London has one of the world’s most creative and dynamic food scenes, but the capital suffers from longstanding weaknesses in culinary education:
- London has long struggled when it comes to developing native chef talent: the number of students on food courses and apprenticeships has been steadily falling, even as employers report persistent skills shortages.
- Brexit and immigration reform could well lead to a decline in the supply of migrant chefs – before the pandemic 85 per cent of London’s chefs were born abroad, and 25 per cent came from the EU.
- London’s kitchens are far from inclusive: only around 15 per cent of London’s chefs are female, and only 12 per cent of head chefs in Michelin -starred restaurants are from a Black, Asian or Minority Ethnic background.
- Chef pay has stagnated or declined, relative to pay in other sectors, over recent decades. Working conditions in London’s kitchens are often poor, with chefs complaining of long hours, hot and cramped workspaces and a macho culture.
- Both climate change and healthy lifestyles have become top policy concerns. We badly need more chefs with a better understanding of how to cook and prepare healthy and above all sustainable food.
- Existing culinary schools are strongly vocational in focus and have little capacity or resource for research, development and innovation.
- International examples show that falling learner numbers and declining investment in culinary training are not inevitable. Paris’s Ecole Ferrandi has doubled the size of its anglophone course over the last decade, for example, and Singapore’s Sunrice Academy is expanding.
COVID-19 in some respects changes the context but does not lessen the case for a rethink of culinary skills training:
- The pandemic has hit our hospitality sector especially hard and it will probably take some time to recover. But we will almost certainly see a return to growth over the medium to longer term — the number of jobs in accommodation and food services increased by 41 per cent between 2010 and 2019, compared to an increase of 25 per cent across London’s economy as a whole. Without strengthening culinary training and education, chef shortages could well get worse.
London needs a new model for culinary training that can rise to the challenges it faces on workforce shortages, inclusion, social mobility and sustainability:
- London is a global education capital, with some of the best universities in the world, but its reputation does not extend to its food and cooking offer. Despite the longevity of London’s cooking schools and the large size of some private training providers, these don’t have anything like the standing of colleges in France and elsewhere, or of London’s top art, design and fashion schools.
- Our aim should be to create a culinary skills system that opens up opportunity to people of all backgrounds.
- We need to ensure that our future chefs are confident in cooking sustainable and healthy food, with the skills and resilience to adapt to future changes in the way we cook and eat.
- We need to boost London’s strengths as a centre of culinary research, development and innovation, developing capacities, for instance, to scope out consumer trends, assess the impact of innovative approaches to sourcing or hospitality management, or undertake research on nutrition and sustainability.
There are three main choices to make to fulfil the objectives set out above:
- Mission: whether to provide highly specialised training for a small group of learners, or more general training for a larger group.
- Status: whether to deliver courses as part of the further education (FE) system or the higher education system.
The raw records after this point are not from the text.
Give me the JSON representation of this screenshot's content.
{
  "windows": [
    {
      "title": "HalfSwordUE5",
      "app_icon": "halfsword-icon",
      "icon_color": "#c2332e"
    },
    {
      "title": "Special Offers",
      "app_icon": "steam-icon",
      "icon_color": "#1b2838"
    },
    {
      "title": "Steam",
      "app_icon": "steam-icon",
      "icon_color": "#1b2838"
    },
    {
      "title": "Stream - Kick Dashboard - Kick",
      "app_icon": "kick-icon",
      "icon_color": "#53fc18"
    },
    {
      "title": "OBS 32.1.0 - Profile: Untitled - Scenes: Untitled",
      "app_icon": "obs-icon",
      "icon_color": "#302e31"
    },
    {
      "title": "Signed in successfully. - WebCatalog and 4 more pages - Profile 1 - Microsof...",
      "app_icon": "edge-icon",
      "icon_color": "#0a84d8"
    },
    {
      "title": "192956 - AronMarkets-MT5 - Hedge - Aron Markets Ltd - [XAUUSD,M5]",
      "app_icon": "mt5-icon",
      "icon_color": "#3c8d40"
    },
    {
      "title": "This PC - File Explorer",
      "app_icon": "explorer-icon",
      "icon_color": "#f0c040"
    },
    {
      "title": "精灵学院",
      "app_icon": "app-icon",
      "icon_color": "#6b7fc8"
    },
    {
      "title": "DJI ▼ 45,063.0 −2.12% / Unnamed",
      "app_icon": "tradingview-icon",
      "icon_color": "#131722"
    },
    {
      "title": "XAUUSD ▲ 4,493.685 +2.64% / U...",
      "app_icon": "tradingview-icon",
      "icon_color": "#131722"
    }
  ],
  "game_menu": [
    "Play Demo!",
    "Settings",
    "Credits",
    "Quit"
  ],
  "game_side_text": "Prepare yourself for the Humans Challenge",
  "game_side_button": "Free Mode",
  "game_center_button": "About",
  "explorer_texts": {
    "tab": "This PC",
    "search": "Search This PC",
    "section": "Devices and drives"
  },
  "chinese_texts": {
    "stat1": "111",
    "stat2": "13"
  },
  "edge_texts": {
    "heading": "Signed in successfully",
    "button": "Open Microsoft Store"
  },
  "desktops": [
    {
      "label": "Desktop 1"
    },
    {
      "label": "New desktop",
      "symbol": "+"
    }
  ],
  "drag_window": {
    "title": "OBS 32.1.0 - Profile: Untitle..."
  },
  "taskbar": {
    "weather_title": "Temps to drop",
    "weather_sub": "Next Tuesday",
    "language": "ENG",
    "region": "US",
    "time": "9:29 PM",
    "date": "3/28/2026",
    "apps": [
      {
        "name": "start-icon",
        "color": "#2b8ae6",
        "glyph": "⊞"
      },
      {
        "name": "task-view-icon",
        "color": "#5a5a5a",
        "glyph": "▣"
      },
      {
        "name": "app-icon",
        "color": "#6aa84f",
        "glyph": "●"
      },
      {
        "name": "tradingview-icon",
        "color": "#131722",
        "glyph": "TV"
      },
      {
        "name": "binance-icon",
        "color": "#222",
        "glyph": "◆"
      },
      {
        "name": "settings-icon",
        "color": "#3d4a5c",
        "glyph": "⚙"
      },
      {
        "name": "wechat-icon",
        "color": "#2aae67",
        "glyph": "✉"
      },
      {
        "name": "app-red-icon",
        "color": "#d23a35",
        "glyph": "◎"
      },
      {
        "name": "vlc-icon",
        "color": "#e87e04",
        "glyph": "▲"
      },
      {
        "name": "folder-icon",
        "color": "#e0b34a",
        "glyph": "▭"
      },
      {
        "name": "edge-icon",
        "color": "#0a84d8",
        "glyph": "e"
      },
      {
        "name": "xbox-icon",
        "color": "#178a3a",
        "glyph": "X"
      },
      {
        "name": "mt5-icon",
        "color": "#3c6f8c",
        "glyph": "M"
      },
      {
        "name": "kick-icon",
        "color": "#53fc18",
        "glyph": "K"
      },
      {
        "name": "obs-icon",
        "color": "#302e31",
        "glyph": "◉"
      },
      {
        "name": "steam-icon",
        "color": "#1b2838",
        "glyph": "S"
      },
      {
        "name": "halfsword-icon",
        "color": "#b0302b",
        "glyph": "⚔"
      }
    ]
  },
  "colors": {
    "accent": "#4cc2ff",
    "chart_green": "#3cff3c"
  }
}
- Structure: whether to set up a new standalone institution or build on an existing institution or institutions.
We recommend building on the strengths of London’s existing culinary training provision, by bringing them together in a network that would include a new centre of excellence offering advanced and specialised courses. While the parts of this network would remain independent, they could be branded as a new London College of Food.
This college would:
- Provide a range of entry-level and advanced courses: The hospitality sector requires a large increase in learners acquiring a broader range of culinary skills. This can only be achieved through offering a broad base of entry-level courses alongside a choice of specialised and more advanced courses in a new centre of excellence. We also need a more modular approach to training so that more working cooks and chefs can combine work and learning.
- Develop within the FE sector: A new higher education institution would be slow and expensive to set up and run, with fees that would deter many prospective learners, while it is perfectly possible to create a world class centre of excellence within the FE framework.
- Operate on a ‘centre and satellite’ model: The new central institution, which could be sponsored or developed by an existing institution, would offer a wider range and more advanced courses than anything London’s FE providers offer now. In time it should develop into a world class teaching and research institution, attracting students from across the country and beyond. The satellites would be made up of existing local culinary colleges and courses, teaching basic or entry level skills.
- Be governed by a board: The board would be made up of the various learning providers within the new college. It would have an informal, coordinating power, though in time some of the courses and colleges involved might want to federate and become a single body
We recommend the following plan for creating the new college:
- Organisations with an interest in creating the new College of Food should form a group, whose mission will be to complete preparatory work on branding and identity, fundraising, course architecture and qualification award.
- This work should be supported and seed-funded by the Mayor of London, the government, and trusts, foundations and social investors interested in food skills and sustainability